Besides adding a little finesse to your dinner table decor, decanters can play a crucial role in red wines especially. In this case, size does matter and decanters are larger than a single glass and they often have a flat bottom with a wide base. This makes them much more effective in allowing the wine to breathe, which helps to enhance the flavours and aromas. Wines that really benefit from this process include Cabernet Sauvignon, Cabernet blends, Syrah and Syrah blends.
Another factor to consider is the sediment that some wines have as they age, which doesn’t always look so appealing and can leave you with a sharp acidic taste. By decanting your wines like a Bordeaux or vintage port, you end up separating it from the sediment.

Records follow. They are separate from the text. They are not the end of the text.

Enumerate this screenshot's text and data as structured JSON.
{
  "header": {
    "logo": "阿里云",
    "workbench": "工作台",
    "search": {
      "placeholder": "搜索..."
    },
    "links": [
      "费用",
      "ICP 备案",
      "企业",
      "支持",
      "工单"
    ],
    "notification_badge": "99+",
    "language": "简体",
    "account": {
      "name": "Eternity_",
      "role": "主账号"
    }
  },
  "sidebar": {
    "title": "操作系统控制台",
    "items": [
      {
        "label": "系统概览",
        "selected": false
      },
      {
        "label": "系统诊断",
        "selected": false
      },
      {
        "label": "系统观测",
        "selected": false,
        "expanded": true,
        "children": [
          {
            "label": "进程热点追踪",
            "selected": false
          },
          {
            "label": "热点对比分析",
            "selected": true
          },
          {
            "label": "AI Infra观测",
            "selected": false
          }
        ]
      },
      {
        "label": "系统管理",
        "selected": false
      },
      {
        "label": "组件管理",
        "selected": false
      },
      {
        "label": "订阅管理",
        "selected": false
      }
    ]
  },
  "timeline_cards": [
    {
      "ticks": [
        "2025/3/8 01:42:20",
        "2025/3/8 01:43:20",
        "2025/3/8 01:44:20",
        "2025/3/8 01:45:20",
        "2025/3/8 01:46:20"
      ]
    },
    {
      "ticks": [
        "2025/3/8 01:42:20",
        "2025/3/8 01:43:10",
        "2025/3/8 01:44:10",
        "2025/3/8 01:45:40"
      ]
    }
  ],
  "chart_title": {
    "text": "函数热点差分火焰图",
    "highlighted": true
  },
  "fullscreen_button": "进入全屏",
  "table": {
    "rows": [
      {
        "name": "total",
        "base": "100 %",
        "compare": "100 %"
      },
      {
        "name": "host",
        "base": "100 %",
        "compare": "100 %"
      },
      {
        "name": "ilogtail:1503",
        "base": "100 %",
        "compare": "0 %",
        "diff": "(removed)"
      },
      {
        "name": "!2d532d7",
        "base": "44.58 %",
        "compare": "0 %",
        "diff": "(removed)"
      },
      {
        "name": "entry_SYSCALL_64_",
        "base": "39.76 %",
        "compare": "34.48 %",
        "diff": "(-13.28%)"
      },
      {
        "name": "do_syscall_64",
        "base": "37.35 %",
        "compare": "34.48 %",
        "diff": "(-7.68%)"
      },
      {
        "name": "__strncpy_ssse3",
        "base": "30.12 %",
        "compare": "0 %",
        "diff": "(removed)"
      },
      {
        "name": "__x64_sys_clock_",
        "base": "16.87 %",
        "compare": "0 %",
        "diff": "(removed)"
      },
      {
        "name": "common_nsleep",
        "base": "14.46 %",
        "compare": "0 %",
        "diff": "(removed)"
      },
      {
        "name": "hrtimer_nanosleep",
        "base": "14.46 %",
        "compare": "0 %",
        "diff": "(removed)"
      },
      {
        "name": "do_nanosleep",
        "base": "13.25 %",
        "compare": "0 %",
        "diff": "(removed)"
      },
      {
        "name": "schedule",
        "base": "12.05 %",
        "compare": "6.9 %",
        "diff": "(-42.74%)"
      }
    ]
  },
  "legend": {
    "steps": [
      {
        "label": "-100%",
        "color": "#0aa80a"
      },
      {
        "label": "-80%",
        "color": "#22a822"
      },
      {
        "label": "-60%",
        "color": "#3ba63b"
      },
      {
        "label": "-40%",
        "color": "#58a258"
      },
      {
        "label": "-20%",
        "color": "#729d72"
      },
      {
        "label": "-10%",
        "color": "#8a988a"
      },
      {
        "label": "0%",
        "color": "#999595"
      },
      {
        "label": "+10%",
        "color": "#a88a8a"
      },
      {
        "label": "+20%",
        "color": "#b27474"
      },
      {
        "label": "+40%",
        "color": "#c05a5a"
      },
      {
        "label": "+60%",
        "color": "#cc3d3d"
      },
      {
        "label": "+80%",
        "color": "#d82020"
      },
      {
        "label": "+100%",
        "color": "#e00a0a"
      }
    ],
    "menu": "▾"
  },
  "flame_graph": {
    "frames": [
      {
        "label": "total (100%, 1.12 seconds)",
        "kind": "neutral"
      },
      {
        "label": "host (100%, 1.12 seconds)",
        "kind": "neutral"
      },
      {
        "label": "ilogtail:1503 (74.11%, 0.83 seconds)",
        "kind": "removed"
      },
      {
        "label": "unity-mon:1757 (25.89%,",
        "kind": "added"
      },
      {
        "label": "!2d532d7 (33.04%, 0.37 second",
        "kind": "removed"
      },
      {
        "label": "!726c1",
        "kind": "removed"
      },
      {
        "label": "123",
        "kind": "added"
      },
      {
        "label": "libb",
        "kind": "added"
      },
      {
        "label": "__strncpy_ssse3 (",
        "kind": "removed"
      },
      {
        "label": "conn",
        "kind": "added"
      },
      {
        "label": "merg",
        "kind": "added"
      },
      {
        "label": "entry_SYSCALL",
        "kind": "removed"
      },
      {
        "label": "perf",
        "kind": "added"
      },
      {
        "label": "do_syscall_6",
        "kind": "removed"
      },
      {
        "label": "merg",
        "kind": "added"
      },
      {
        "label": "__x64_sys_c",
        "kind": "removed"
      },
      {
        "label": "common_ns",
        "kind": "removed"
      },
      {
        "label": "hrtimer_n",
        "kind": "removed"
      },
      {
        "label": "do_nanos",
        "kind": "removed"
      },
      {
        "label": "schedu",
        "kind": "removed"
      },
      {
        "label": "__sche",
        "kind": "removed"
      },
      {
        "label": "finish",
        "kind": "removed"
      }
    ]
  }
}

Decanters can also be a real lifesaver if a cork should break. When pouring, the cork will collect at the bottle’s neck.
Top tip: You can decant a wine up to four hours before you plan to serve it.
Another hard and fast rule that I live by: decanting does not apply to white wines and of course not for bubblies.
So I hope that gives you plenty to think about and introduces you to new ways to enjoy this heaven-sent beverage. Never be intimidated by wine – it is too wonderful not to make a part of your daily pleasures. Above all, trust your own taste. If you don’t like it say so. It’s only people that get offended, wine is above such trivialities – it’s bigger than all of us.
Words Greg Landman